▸ Task prompt
Return the full listing, keeping every line exactly as it is.

*** Task inputs Section Begins ***

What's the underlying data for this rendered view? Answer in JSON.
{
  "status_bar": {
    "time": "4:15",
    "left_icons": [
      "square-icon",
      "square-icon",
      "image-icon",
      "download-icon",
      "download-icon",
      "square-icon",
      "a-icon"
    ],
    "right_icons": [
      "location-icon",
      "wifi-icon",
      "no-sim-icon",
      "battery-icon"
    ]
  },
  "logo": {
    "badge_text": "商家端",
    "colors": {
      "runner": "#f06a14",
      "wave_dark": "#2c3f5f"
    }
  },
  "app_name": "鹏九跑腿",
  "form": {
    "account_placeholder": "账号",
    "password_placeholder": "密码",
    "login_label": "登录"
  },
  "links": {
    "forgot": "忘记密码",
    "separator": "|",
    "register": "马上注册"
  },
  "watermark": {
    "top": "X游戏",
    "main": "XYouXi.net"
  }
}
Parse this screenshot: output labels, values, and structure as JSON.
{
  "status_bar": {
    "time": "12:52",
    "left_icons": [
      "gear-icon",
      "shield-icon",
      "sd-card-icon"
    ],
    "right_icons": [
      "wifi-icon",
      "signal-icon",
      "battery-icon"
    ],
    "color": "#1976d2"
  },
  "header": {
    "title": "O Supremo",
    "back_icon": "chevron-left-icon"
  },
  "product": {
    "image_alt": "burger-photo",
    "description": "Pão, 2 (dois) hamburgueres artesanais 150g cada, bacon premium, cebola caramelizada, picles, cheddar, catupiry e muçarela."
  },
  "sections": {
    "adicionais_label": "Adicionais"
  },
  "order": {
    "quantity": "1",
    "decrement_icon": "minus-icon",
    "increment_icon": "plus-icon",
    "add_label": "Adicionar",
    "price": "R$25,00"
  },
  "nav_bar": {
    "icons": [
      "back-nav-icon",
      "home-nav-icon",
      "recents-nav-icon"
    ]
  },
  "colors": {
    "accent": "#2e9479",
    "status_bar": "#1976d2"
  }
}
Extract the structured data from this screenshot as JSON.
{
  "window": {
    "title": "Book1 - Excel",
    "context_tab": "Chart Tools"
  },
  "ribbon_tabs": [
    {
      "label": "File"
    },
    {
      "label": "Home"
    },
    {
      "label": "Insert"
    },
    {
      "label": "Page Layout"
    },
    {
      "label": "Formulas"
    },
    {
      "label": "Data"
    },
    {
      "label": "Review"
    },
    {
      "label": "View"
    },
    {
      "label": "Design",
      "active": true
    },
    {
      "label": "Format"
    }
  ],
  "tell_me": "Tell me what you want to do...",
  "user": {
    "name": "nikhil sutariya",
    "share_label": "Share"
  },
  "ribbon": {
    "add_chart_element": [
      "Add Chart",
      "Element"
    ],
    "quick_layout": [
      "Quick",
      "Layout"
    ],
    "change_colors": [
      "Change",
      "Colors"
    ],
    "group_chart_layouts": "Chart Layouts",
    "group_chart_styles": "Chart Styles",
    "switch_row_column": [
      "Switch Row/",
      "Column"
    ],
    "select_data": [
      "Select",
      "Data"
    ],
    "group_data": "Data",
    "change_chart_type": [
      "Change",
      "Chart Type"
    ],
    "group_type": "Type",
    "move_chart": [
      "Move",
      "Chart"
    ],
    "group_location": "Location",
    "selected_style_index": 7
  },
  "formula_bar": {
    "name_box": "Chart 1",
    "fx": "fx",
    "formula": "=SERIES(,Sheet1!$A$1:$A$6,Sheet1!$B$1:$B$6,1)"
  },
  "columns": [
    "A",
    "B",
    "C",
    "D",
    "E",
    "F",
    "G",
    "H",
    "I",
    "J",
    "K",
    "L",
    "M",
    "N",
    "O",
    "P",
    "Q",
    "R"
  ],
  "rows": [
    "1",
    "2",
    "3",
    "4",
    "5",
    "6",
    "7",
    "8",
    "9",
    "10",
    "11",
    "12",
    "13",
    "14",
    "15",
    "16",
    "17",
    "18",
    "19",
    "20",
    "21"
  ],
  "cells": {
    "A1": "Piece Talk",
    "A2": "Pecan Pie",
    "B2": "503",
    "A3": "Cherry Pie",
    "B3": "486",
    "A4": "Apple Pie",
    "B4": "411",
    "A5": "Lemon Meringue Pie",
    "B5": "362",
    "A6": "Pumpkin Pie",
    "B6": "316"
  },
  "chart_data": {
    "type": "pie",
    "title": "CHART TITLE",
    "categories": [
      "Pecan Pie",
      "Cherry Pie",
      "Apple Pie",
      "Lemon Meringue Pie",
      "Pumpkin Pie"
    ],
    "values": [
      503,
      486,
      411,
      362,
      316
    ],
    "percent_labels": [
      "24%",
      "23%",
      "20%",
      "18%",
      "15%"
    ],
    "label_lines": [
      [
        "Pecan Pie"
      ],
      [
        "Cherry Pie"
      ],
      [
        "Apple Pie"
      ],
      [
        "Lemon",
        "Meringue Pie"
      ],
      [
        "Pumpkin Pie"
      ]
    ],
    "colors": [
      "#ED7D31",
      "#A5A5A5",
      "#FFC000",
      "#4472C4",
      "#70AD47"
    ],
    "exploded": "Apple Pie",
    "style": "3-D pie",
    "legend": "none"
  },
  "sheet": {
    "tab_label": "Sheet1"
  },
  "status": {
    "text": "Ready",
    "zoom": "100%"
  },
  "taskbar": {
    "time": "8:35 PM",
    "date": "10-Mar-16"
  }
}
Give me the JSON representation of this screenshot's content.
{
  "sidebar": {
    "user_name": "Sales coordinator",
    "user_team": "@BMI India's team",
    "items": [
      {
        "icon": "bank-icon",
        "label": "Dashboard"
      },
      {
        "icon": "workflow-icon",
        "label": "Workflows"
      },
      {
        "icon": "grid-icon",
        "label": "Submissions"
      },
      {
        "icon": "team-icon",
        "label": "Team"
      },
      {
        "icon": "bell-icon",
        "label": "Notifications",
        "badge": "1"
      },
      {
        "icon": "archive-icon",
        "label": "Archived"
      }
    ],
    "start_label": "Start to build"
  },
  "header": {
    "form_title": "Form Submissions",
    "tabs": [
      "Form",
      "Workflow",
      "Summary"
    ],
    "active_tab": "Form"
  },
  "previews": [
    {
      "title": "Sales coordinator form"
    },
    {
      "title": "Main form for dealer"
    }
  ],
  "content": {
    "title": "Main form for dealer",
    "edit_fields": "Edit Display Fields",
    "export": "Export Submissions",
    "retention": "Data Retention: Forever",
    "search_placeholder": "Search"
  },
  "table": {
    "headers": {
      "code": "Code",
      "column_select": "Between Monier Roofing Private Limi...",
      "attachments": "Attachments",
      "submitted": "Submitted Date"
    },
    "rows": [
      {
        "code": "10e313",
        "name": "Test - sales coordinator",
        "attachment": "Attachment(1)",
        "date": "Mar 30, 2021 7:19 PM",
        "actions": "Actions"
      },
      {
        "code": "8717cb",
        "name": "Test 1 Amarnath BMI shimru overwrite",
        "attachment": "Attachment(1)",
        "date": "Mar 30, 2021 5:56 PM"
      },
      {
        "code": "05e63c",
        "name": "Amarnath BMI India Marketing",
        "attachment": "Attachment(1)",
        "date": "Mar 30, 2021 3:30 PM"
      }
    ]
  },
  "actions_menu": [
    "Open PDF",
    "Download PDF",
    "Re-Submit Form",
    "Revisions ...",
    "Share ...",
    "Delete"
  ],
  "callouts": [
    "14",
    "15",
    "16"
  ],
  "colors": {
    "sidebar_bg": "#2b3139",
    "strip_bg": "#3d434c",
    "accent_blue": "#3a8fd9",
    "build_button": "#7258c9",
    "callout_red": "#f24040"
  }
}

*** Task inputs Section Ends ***

▸ Answer box
What's the underlying data for this rendered view? Answer in JSON.
{
  "status_bar": {
    "time": "4:15",
    "left_icons": [
      "square-icon",
      "square-icon",
      "image-icon",
      "download-icon",
      "download-icon",
      "square-icon",
      "a-icon"
    ],
    "right_icons": [
      "location-icon",
      "wifi-icon",
      "no-sim-icon",
      "battery-icon"
    ]
  },
  "logo": {
    "badge_text": "商家端",
    "colors": {
      "runner": "#f06a14",
      "wave_dark": "#2c3f5f"
    }
  },
  "app_name": "鹏九跑腿",
  "form": {
    "account_placeholder": "账号",
    "password_placeholder": "密码",
    "login_label": "登录"
  },
  "links": {
    "forgot": "忘记密码",
    "separator": "|",
    "register": "马上注册"
  },
  "watermark": {
    "top": "X游戏",
    "main": "XYouXi.net"
  }
}
Parse this screenshot: output labels, values, and structure as JSON.
{
  "status_bar": {
    "time": "12:52",
    "left_icons": [
      "gear-icon",
      "shield-icon",
      "sd-card-icon"
    ],
    "right_icons": [
      "wifi-icon",
      "signal-icon",
      "battery-icon"
    ],
    "color": "#1976d2"
  },
  "header": {
    "title": "O Supremo",
    "back_icon": "chevron-left-icon"
  },
  "product": {
    "image_alt": "burger-photo",
    "description": "Pão, 2 (dois) hamburgueres artesanais 150g cada, bacon premium, cebola caramelizada, picles, cheddar, catupiry e muçarela."
  },
  "sections": {
    "adicionais_label": "Adicionais"
  },
  "order": {
    "quantity": "1",
    "decrement_icon": "minus-icon",
    "increment_icon": "plus-icon",
    "add_label": "Adicionar",
    "price": "R$25,00"
  },
  "nav_bar": {
    "icons": [
      "back-nav-icon",
      "home-nav-icon",
      "recents-nav-icon"
    ]
  },
  "colors": {
    "accent": "#2e9479",
    "status_bar": "#1976d2"
  }
}
Extract the structured data from this screenshot as JSON.
{
  "window": {
    "title": "Book1 - Excel",
    "context_tab": "Chart Tools"
  },
  "ribbon_tabs": [
    {
      "label": "File"
    },
    {
      "label": "Home"
    },
    {
      "label": "Insert"
    },
    {
      "label": "Page Layout"
    },
    {
      "label": "Formulas"
    },
    {
      "label": "Data"
    },
    {
      "label": "Review"
    },
    {
      "label": "View"
    },
    {
      "label": "Design",
      "active": true
    },
    {
      "label": "Format"
    }
  ],
  "tell_me": "Tell me what you want to do...",
  "user": {
    "name": "nikhil sutariya",
    "share_label": "Share"
  },
  "ribbon": {
    "add_chart_element": [
      "Add Chart",
      "Element"
    ],
    "quick_layout": [
      "Quick",
      "Layout"
    ],
    "change_colors": [
      "Change",
      "Colors"
    ],
    "group_chart_layouts": "Chart Layouts",
    "group_chart_styles": "Chart Styles",
    "switch_row_column": [
      "Switch Row/",
      "Column"
    ],
    "select_data": [
      "Select",
      "Data"
    ],
    "group_data": "Data",
    "change_chart_type": [
      "Change",
      "Chart Type"
    ],
    "group_type": "Type",
    "move_chart": [
      "Move",
      "Chart"
    ],
    "group_location": "Location",
    "selected_style_index": 7
  },
  "formula_bar": {
    "name_box": "Chart 1",
    "fx": "fx",
    "formula": "=SERIES(,Sheet1!$A$1:$A$6,Sheet1!$B$1:$B$6,1)"
  },
  "columns": [
    "A",
    "B",
    "C",
    "D",
    "E",
    "F",
    "G",
    "H",
    "I",
    "J",
    "K",
    "L",
    "M",
    "N",
    "O",
    "P",
    "Q",
    "R"
  ],
  "rows": [
    "1",
    "2",
    "3",
    "4",
    "5",
    "6",
    "7",
    "8",
    "9",
    "10",
    "11",
    "12",
    "13",
    "14",
    "15",
    "16",
    "17",
    "18",
    "19",
    "20",
    "21"
  ],
  "cells": {
    "A1": "Piece Talk",
    "A2": "Pecan Pie",
    "B2": "503",
    "A3": "Cherry Pie",
    "B3": "486",
    "A4": "Apple Pie",
    "B4": "411",
    "A5": "Lemon Meringue Pie",
    "B5": "362",
    "A6": "Pumpkin Pie",
    "B6": "316"
  },
  "chart_data": {
    "type": "pie",
    "title": "CHART TITLE",
    "categories": [
      "Pecan Pie",
      "Cherry Pie",
      "Apple Pie",
      "Lemon Meringue Pie",
      "Pumpkin Pie"
    ],
    "values": [
      503,
      486,
      411,
      362,
      316
    ],
    "percent_labels": [
      "24%",
      "23%",
      "20%",
      "18%",
      "15%"
    ],
    "label_lines": [
      [
        "Pecan Pie"
      ],
      [
        "Cherry Pie"
      ],
      [
        "Apple Pie"
      ],
      [
        "Lemon",
        "Meringue Pie"
      ],
      [
        "Pumpkin Pie"
      ]
    ],
    "colors": [
      "#ED7D31",
      "#A5A5A5",
      "#FFC000",
      "#4472C4",
      "#70AD47"
    ],
    "exploded": "Apple Pie",
    "style": "3-D pie",
    "legend": "none"
  },
  "sheet": {
    "tab_label": "Sheet1"
  },
  "status": {
    "text": "Ready",
    "zoom": "100%"
  },
  "taskbar": {
    "time": "8:35 PM",
    "date": "10-Mar-16"
  }
}
Give me the JSON representation of this screenshot's content.
{
  "sidebar": {
    "user_name": "Sales coordinator",
    "user_team": "@BMI India's team",
    "items": [
      {
        "icon": "bank-icon",
        "label": "Dashboard"
      },
      {
        "icon": "workflow-icon",
        "label": "Workflows"
      },
      {
        "icon": "grid-icon",
        "label": "Submissions"
      },
      {
        "icon": "team-icon",
        "label": "Team"
      },
      {
        "icon": "bell-icon",
        "label": "Notifications",
        "badge": "1"
      },
      {
        "icon": "archive-icon",
        "label": "Archived"
      }
    ],
    "start_label": "Start to build"
  },
  "header": {
    "form_title": "Form Submissions",
    "tabs": [
      "Form",
      "Workflow",
      "Summary"
    ],
    "active_tab": "Form"
  },
  "previews": [
    {
      "title": "Sales coordinator form"
    },
    {
      "title": "Main form for dealer"
    }
  ],
  "content": {
    "title": "Main form for dealer",
    "edit_fields": "Edit Display Fields",
    "export": "Export Submissions",
    "retention": "Data Retention: Forever",
    "search_placeholder": "Search"
  },
  "table": {
    "headers": {
      "code": "Code",
      "column_select": "Between Monier Roofing Private Limi...",
      "attachments": "Attachments",
      "submitted": "Submitted Date"
    },
    "rows": [
      {
        "code": "10e313",
        "name": "Test - sales coordinator",
        "attachment": "Attachment(1)",
        "date": "Mar 30, 2021 7:19 PM",
        "actions": "Actions"
      },
      {
        "code": "8717cb",
        "name": "Test 1 Amarnath BMI shimru overwrite",
        "attachment": "Attachment(1)",
        "date": "Mar 30, 2021 5:56 PM"
      },
      {
        "code": "05e63c",
        "name": "Amarnath BMI India Marketing",
        "attachment": "Attachment(1)",
        "date": "Mar 30, 2021 3:30 PM"
      }
    ]
  },
  "actions_menu": [
    "Open PDF",
    "Download PDF",
    "Re-Submit Form",
    "Revisions ...",
    "Share ...",
    "Delete"
  ],
  "callouts": [
    "14",
    "15",
    "16"
  ],
  "colors": {
    "sidebar_bg": "#2b3139",
    "strip_bg": "#3d434c",
    "accent_blue": "#3a8fd9",
    "build_button": "#7258c9",
    "callout_red": "#f24040"
  }
}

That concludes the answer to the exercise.